Mrs Jacks didn’t understand.
‘My number,’ said Meg. ‘Another time – if you want me to help. Just now – I didn’t know, but I can learn what he means, my cousin was the same.’
Mrs Jacks took the paper, squeezed it tight. She fumbled for the words.
‘He is, though,’ she said. ‘– My pride and joy. Only sometimes…’
Meg nodded, her eyes bright. ‘He’s a nice boy. Really, I know.’
Mrs Jacks grasped the wheel, steadying her breath. Gently now, she turned the car homewards. The tracks to the north ran straight and true, the sun just rounding in the sky. The plant lay harmless between the seats as through the smudged rear windscreen, Billy waved to the dwindling diner; and bright in the mirror she made out the reflection – Meg by the roadside, waving back.
She had to choose, Mrs Jacks realised, to trust such kindness. For herself, for Billy, for all their time beyond. Then yes, she decided – I will, I’ll call.

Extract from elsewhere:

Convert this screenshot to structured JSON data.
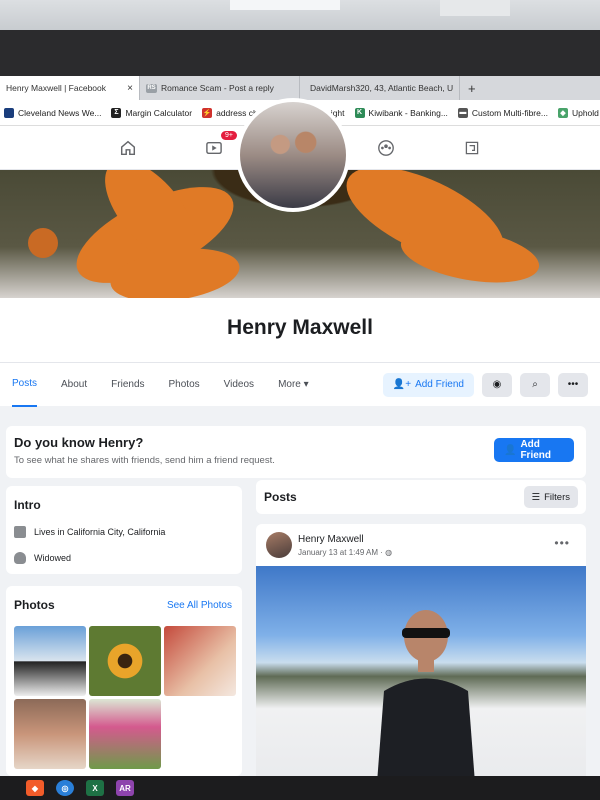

And inside her chest the frantic bird fell still.
Philippa East works as a clinical psychologist and therapist. Her short stories have been published in various magazines including Brittle Star, Dream Catcher, and the Lampeter Review. She lives in Lincolnshire and is currently working on a novel.